J.S. from Cape May, New Jersey writes:
Dear Mister Condo,
Bought in 2004, 3 townhouses originally built for three family members, only one remaining. That one is in charge and critical of anything they think you must do. Example: my neighbor had stone walls installed to replace the rotting wood in front for landscaping but never planted. At meeting, original owner told her she did not like the appearance. She also told me to pull the little weeds that grow between the cracks in the side walk. I pulled out condo documents and pointed out that they have completely changed the front of the house. Divided the yards when the documents say this is not allowed and never collected dues and now I am left with paying expensive fees for roof, driveways, etc. and even though I am an interior unit they want me to pay 1/3 of all expenses. They have 5 additional windows that they want to change. ADVICE?
Mister Condo replies:

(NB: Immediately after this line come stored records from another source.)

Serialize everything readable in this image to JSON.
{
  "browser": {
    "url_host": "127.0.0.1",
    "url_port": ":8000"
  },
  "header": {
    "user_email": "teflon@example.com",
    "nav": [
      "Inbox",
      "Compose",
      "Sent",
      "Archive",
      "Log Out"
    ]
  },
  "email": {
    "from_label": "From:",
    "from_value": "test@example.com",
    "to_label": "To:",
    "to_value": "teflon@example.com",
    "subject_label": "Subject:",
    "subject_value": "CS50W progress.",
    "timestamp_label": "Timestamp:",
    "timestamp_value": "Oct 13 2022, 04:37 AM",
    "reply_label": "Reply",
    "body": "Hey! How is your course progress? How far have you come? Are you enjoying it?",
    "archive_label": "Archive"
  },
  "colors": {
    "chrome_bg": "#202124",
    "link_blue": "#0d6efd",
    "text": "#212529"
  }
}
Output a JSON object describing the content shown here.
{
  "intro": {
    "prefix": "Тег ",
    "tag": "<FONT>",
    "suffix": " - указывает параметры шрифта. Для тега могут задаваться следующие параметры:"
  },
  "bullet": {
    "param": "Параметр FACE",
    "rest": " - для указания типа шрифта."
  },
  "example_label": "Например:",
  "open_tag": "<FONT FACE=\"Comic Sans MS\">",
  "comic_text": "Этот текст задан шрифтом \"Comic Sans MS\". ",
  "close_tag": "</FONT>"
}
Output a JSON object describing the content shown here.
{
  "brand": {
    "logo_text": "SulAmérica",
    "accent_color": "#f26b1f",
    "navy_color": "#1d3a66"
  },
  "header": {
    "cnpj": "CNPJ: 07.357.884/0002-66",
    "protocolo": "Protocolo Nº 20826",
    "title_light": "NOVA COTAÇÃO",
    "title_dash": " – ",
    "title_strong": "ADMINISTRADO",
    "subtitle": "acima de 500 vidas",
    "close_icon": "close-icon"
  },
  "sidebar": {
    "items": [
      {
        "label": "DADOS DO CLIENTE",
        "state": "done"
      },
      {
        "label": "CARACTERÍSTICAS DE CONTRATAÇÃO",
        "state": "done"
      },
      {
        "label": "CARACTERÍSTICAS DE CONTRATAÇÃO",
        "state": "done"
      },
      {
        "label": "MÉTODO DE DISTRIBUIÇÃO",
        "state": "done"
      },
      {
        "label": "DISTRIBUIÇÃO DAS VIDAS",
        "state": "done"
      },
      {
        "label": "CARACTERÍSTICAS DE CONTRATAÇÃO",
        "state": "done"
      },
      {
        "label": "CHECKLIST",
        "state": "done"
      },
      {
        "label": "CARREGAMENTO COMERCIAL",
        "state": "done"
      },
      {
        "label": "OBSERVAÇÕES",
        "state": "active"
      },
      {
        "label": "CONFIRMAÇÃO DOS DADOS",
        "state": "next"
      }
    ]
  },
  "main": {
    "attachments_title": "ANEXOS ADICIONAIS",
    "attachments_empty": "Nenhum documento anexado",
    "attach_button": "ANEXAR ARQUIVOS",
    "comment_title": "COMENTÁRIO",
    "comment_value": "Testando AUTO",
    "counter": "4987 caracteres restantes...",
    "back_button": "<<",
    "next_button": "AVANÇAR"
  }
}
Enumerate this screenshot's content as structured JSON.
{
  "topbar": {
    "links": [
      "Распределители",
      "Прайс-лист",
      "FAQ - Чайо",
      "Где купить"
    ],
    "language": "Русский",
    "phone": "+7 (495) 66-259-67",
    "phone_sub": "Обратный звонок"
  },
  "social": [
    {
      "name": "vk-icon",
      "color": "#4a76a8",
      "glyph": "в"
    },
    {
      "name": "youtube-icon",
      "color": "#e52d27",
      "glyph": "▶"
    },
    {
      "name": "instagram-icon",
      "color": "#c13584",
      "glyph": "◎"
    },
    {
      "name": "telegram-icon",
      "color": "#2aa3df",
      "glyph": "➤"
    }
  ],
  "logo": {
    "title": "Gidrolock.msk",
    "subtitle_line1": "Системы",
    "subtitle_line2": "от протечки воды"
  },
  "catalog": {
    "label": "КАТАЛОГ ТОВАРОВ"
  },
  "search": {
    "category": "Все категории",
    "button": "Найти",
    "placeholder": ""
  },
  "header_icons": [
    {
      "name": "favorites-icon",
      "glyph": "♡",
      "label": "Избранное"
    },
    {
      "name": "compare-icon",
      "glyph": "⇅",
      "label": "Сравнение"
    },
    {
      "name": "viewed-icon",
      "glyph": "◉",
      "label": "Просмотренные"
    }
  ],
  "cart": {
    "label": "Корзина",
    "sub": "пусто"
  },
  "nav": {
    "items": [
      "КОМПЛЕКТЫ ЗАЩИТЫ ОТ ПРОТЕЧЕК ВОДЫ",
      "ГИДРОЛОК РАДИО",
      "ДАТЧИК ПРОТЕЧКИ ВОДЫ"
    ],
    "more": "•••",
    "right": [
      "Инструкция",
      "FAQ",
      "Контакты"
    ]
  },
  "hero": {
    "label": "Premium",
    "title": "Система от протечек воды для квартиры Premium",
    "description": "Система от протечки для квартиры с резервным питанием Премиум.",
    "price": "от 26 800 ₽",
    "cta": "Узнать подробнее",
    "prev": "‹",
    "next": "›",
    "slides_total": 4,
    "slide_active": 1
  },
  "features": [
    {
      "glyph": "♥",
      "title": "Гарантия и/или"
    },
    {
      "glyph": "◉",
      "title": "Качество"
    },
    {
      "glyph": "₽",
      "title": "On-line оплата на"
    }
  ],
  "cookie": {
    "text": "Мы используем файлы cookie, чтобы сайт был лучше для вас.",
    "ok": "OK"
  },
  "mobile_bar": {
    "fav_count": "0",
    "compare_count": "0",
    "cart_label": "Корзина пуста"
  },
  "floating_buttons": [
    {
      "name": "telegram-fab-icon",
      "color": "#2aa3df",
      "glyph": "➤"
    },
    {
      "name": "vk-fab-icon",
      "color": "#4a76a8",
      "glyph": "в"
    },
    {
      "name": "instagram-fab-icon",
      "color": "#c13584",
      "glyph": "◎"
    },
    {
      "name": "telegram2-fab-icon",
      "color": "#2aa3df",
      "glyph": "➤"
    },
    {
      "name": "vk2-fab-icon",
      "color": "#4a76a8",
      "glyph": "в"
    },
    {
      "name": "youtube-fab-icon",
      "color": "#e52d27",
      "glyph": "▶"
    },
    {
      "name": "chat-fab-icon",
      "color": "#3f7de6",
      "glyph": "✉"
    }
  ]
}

J.S., I am sorry for your unfortunate predicament. I am also sorry that you are not going to like my answer very much either. Condominiums can be just about any size. They could be hundreds of units or more. They could be 20 units or less. In your case, it is three townhouses. My guess is that there was some tax advantage that the family who created the condominium sought to take advantage of all those years ago. That was all fine and dandy when the only unit owners were family members. Fast forward to today and you see that this not for profit “business” has been run as anything but. There are governance documents that describe in detail who is responsible for what, who pays for what, what the process is for architectural changes, and so on. Without this document being adhered to, the association has fallen apart, almost to the point where dissolution of the condominium may be a viable option. You asked my advice. I would look at all of my legal options and even consider selling my interest to get out before this condominium implodes on itself and becomes a serious money pit. I love the scenic beauty of Cape May, New Jersey and have seen some of the beautiful homes and condos in the area. This one has been weathering since 2004 without any money being set aside for repairs, which are now here. If the condominium declaration and by-laws simply state that expenses are split evenly between the three units, you are going to have to pay for one third of the repair bills. It isn’t a question of fairness; it is a question of what you have legally obligated yourself to when you purchased into this condominium association. The idea that the lone original owner is the boss and can dictate who does what or who pays for what is ludicrous. Review the documents, talk to an attorney and take the necessary steps to protect yourself. All the best!